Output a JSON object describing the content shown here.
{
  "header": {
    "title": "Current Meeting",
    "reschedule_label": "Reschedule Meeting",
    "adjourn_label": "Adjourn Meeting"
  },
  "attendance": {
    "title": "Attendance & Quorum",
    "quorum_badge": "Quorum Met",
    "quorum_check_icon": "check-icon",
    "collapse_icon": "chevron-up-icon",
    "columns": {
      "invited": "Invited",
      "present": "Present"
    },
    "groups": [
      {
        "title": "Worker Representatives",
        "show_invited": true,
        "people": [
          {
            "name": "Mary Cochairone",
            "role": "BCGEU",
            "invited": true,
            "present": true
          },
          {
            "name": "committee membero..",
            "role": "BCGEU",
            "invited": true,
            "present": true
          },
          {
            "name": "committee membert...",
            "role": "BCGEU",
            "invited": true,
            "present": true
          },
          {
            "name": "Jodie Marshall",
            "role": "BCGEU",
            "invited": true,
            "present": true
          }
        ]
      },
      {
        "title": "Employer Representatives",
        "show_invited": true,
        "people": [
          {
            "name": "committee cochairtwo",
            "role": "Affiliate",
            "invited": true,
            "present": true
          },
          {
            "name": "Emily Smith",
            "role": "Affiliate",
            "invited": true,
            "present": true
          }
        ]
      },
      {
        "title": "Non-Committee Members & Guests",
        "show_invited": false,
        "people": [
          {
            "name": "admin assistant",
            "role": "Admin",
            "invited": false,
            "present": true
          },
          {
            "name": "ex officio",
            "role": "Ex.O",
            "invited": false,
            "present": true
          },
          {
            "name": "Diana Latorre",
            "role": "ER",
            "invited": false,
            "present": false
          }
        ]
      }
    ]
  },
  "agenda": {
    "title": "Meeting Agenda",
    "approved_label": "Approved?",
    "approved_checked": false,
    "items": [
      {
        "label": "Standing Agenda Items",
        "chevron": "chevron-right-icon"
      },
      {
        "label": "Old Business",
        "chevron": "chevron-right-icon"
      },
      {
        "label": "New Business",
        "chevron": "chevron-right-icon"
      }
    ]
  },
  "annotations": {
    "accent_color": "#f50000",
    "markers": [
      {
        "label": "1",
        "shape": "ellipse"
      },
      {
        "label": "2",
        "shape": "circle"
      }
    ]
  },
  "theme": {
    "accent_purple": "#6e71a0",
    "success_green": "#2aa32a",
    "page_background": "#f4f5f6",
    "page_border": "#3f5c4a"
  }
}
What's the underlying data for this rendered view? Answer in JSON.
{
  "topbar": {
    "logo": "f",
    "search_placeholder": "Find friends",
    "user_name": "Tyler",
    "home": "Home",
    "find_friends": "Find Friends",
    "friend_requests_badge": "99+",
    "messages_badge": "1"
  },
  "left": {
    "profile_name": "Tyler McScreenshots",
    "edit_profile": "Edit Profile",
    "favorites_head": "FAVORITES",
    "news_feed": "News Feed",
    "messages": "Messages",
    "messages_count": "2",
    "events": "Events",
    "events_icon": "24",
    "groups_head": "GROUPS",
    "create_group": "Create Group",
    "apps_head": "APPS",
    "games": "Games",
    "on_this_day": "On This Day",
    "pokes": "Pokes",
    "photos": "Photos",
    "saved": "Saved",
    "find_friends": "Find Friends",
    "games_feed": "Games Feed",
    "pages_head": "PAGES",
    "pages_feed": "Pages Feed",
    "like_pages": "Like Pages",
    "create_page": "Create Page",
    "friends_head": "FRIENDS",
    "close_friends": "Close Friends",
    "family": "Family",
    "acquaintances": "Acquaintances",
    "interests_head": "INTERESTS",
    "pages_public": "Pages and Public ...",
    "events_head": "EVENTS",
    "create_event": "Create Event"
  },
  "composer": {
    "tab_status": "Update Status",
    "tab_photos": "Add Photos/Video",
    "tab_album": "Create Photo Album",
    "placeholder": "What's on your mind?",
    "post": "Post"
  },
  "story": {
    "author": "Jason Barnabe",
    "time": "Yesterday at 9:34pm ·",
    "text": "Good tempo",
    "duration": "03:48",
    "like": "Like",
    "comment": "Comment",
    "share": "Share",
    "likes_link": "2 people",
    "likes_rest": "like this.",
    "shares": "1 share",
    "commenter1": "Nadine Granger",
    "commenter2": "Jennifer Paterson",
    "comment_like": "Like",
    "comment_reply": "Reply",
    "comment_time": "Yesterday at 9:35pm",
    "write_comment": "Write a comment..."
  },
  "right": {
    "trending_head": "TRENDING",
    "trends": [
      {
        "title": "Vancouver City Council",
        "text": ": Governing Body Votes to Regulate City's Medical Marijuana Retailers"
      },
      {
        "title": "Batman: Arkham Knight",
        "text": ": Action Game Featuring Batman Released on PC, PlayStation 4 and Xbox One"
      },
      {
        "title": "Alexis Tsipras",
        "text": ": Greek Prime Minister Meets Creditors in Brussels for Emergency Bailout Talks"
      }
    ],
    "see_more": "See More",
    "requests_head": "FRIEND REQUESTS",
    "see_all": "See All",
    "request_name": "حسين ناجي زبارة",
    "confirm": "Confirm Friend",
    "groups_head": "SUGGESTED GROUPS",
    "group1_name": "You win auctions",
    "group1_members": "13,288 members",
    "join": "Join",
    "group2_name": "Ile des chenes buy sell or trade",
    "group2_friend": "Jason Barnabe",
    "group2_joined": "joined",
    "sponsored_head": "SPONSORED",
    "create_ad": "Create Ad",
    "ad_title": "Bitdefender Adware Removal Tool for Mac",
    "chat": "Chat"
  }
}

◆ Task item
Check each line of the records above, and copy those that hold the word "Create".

◆ Your solution
    "create_group": "Create Group",
    "create_page": "Create Page",
    "create_event": "Create Event"
    "tab_album": "Create Photo Album",
    "create_ad": "Create Ad",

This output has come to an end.